"We see mounting hunger and increasing evidence of malnutrition which has severely strained the capacities of humanitarian agencies to meet humanitarian needs, especially as promised funding has not yet materialized," Ban told a news conference in Bern on Tuesday. He warned that "without full funding of these emergency requirements, we risk again the spectre of widespread hunger, malnutrition and social unrest on an unprecedented scale." Protests and riots have broken out in some countries over the rising cost of basic foods, such as rice, wheat and corn.In 2007, the food price index calculated by the Food and Agriculture Organization rose by nearly 40 percent, compared with nine percent the year before, and in the first months of 2008 prices jumped again. Nearly every agricultural commodity is part of this rising price trend. Ban blamed escalating energy prices, lack of investment in agriculture, increasing demand, trade distortion subsidies and recurrent bad weather for the surge in prices. The food crisis "threatens to undo all our good work," Ban said later Tuesday in a lecture delivered in Geneva. "If not managed properly, it could touch off a cascade of related crises affecting trade, economic growth, social progress and even political security around the world," he said. But the UN chief said the situation is manageable. "I am confident that we can deal with the global food crisis. We have the resources. We have the knowledge. We know what to do. We should therefore consider this not only as a problem but also as an opportunity," he said. To address the crisis, Ban called on world leaders to attend the UN High-Level Conference on Food Security, to be held in Rome from June 3 to 5. In addition to the immediate priority of feeding the hungry, Ban emphasized the need to "ensure food for tomorrow," by giving small farmers the support they need to assure their next harvest.

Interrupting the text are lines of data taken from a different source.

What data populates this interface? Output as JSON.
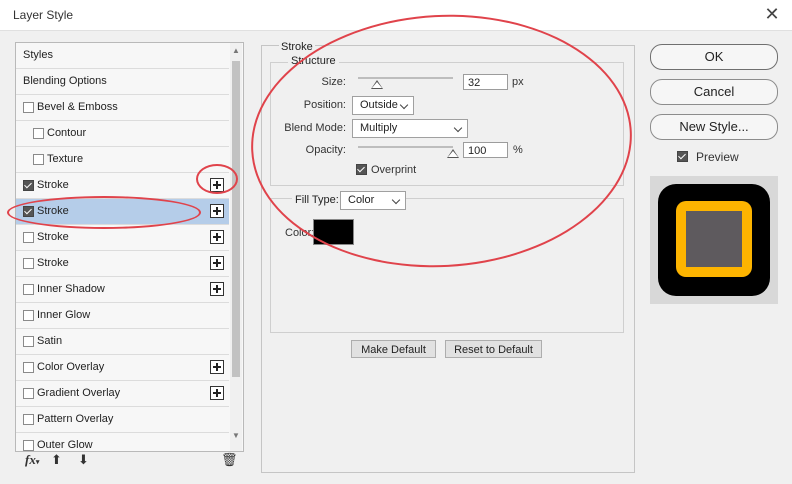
{
  "window": {
    "title": "Layer Style",
    "close_glyph": "✕"
  },
  "styles_list": {
    "items": [
      {
        "label": "Styles",
        "checkbox": false,
        "checked": false,
        "plus": false,
        "indent": 0,
        "selected": false
      },
      {
        "label": "Blending Options",
        "checkbox": false,
        "checked": false,
        "plus": false,
        "indent": 0,
        "selected": false
      },
      {
        "label": "Bevel & Emboss",
        "checkbox": true,
        "checked": false,
        "plus": false,
        "indent": 0,
        "selected": false
      },
      {
        "label": "Contour",
        "checkbox": true,
        "checked": false,
        "plus": false,
        "indent": 1,
        "selected": false
      },
      {
        "label": "Texture",
        "checkbox": true,
        "checked": false,
        "plus": false,
        "indent": 1,
        "selected": false
      },
      {
        "label": "Stroke",
        "checkbox": true,
        "checked": true,
        "plus": true,
        "indent": 0,
        "selected": false
      },
      {
        "label": "Stroke",
        "checkbox": true,
        "checked": true,
        "plus": true,
        "indent": 0,
        "selected": true
      },
      {
        "label": "Stroke",
        "checkbox": true,
        "checked": false,
        "plus": true,
        "indent": 0,
        "selected": false
      },
      {
        "label": "Stroke",
        "checkbox": true,
        "checked": false,
        "plus": true,
        "indent": 0,
        "selected": false
      },
      {
        "label": "Inner Shadow",
        "checkbox": true,
        "checked": false,
        "plus": true,
        "indent": 0,
        "selected": false
      },
      {
        "label": "Inner Glow",
        "checkbox": true,
        "checked": false,
        "plus": false,
        "indent": 0,
        "selected": false
      },
      {
        "label": "Satin",
        "checkbox": true,
        "checked": false,
        "plus": false,
        "indent": 0,
        "selected": false
      },
      {
        "label": "Color Overlay",
        "checkbox": true,
        "checked": false,
        "plus": true,
        "indent": 0,
        "selected": false
      },
      {
        "label": "Gradient Overlay",
        "checkbox": true,
        "checked": false,
        "plus": true,
        "indent": 0,
        "selected": false
      },
      {
        "label": "Pattern Overlay",
        "checkbox": true,
        "checked": false,
        "plus": false,
        "indent": 0,
        "selected": false
      },
      {
        "label": "Outer Glow",
        "checkbox": true,
        "checked": false,
        "plus": false,
        "indent": 0,
        "selected": false
      }
    ],
    "toolbar": {
      "fx": "fx",
      "fx_arrow": "▾",
      "up": "⬆",
      "down": "⬇",
      "trash": "🗑"
    }
  },
  "stroke": {
    "title": "Stroke",
    "structure_title": "Structure",
    "size_label": "Size:",
    "size_value": "32",
    "size_unit": "px",
    "size_fraction": 0.2,
    "position_label": "Position:",
    "position_value": "Outside",
    "blend_label": "Blend Mode:",
    "blend_value": "Multiply",
    "opacity_label": "Opacity:",
    "opacity_value": "100",
    "opacity_unit": "%",
    "opacity_fraction": 1.0,
    "overprint_label": "Overprint",
    "overprint_checked": true,
    "fill_type_label": "Fill Type:",
    "fill_type_value": "Color",
    "color_label": "Color:",
    "color_value": "#000000"
  },
  "buttons": {
    "make_default": "Make Default",
    "reset_default": "Reset to Default",
    "ok": "OK",
    "cancel": "Cancel",
    "new_style": "New Style...",
    "preview_label": "Preview",
    "preview_checked": true
  },
  "colors": {
    "selection": "#b5cde9",
    "annotation": "#e0434b",
    "preview_stroke": "#fdb400",
    "preview_fill": "#5e5a5e",
    "preview_outer": "#000000"
  }
}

UN agencies are already taking concrete measures to address the crisis. The Food and Agriculture Organization has proposed an emergency initiative to provide low-income countries with the seeds and inputs to boost production and is calling for $1.7 billion in funding. In addition, the International Fund for Agricultural Development is making available an additional $200 million to poor farmers in the most affected countries to boost food production. On the role of biofuel production in the current crisis, Holmes said, "It is something that needs a new look in present circumstances without wanting to fall in any sense into knee-jerk reactions of saying all biofuels are bad or good. We need to look at it in a careful, sophisticated and differentiated way, between different regions of the world and between different products."

-174-

Sign up to vote on this title
UsefulNot useful